> Your instructions: For the data below, count the lines that have the string "disabled" and state that number by itself.

> Material provided:
● ● ● ● ● ● ●

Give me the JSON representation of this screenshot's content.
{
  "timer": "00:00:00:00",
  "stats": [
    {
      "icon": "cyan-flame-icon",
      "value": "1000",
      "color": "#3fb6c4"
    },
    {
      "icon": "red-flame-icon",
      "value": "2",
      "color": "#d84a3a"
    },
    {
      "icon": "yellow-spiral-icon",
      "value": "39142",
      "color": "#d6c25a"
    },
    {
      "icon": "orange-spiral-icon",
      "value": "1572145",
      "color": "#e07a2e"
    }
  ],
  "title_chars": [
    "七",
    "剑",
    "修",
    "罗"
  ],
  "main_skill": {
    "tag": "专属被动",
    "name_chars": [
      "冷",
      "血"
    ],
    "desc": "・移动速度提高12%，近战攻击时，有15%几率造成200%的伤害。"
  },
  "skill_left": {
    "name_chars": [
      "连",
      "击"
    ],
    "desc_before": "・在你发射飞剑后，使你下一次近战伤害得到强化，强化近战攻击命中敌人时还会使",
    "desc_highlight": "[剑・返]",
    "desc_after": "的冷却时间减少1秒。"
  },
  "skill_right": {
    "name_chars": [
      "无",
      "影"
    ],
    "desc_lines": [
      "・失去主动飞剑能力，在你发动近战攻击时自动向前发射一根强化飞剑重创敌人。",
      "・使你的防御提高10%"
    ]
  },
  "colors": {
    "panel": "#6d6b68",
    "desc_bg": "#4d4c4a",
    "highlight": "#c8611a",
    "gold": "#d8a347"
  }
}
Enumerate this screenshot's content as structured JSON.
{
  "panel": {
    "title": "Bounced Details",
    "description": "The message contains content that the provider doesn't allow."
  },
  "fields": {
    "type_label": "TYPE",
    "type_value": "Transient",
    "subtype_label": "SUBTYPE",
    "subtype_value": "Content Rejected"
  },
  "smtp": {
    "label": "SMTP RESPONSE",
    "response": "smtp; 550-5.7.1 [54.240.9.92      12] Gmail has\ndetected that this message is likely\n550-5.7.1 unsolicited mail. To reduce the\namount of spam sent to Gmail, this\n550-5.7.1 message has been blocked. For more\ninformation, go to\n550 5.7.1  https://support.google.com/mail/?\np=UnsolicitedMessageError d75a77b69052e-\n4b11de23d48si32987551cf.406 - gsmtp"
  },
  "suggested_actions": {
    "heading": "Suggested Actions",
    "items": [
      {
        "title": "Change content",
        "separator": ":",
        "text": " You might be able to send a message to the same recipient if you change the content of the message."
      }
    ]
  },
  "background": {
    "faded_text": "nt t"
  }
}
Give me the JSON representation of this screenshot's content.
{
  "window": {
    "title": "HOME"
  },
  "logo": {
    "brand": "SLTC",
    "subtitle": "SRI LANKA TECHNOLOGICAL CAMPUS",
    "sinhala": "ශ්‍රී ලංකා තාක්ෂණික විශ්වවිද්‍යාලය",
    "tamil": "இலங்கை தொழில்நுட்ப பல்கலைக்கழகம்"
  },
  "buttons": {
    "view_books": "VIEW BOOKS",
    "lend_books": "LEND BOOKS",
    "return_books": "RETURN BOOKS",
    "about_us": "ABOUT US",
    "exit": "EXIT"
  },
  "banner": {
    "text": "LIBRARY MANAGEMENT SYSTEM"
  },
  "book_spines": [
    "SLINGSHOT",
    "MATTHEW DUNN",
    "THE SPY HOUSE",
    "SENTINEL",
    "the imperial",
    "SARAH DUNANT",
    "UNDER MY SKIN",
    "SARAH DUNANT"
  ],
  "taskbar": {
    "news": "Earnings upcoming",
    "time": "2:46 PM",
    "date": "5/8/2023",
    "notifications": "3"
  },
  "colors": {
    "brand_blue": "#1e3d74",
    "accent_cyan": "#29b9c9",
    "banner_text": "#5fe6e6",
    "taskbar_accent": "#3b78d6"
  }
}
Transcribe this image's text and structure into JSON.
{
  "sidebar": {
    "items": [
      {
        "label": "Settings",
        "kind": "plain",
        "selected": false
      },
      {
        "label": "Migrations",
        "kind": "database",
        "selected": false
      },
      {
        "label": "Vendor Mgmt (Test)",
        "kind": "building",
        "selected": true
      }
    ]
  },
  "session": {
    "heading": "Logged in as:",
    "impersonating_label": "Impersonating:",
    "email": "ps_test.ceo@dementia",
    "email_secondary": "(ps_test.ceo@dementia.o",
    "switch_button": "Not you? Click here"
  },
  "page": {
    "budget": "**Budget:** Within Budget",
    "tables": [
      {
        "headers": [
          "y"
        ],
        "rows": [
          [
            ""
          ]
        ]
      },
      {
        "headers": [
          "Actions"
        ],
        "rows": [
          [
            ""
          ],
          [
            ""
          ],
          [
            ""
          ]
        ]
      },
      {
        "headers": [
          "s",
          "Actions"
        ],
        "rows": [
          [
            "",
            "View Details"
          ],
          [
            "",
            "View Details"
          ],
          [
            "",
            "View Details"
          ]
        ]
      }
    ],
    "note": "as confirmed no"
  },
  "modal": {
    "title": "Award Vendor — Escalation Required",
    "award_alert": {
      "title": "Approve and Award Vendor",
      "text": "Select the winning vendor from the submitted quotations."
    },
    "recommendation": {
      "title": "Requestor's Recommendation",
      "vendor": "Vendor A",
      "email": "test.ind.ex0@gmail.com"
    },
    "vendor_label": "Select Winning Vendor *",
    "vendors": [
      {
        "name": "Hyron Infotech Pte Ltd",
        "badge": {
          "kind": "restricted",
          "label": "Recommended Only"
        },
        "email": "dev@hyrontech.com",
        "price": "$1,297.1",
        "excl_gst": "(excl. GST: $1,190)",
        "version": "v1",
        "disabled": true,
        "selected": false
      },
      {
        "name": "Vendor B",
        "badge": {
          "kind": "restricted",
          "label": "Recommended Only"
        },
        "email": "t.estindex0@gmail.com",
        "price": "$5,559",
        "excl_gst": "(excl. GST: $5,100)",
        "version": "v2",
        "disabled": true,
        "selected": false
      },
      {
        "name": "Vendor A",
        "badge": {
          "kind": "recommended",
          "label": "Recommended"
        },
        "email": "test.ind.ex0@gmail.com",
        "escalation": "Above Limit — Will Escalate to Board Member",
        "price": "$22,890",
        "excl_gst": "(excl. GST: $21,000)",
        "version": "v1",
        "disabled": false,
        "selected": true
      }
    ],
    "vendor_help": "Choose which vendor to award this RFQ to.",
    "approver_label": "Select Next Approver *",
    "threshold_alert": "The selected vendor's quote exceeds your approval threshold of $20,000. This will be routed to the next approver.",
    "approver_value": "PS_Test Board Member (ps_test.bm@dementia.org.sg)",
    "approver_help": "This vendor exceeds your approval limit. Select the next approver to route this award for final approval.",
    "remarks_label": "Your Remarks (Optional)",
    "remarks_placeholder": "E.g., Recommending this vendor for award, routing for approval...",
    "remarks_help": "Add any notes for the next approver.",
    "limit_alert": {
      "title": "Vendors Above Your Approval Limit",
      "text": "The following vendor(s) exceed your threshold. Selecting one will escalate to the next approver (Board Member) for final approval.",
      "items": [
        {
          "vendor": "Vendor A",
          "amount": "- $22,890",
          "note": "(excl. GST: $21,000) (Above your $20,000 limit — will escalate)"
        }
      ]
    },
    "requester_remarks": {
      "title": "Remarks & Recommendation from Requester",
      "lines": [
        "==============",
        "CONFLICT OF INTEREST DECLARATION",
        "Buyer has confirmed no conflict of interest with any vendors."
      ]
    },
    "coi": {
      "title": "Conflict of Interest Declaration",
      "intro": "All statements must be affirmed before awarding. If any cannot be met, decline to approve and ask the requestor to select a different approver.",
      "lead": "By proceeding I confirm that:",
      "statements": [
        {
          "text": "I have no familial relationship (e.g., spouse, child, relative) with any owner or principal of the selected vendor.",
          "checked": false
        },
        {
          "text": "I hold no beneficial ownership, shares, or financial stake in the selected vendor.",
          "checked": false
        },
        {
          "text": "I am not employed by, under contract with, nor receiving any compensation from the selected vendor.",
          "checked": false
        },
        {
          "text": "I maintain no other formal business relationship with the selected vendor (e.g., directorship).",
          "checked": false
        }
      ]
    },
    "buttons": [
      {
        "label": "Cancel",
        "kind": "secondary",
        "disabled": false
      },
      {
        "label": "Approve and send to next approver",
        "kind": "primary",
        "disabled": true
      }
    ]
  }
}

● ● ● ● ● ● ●

> Response to the exercise: 5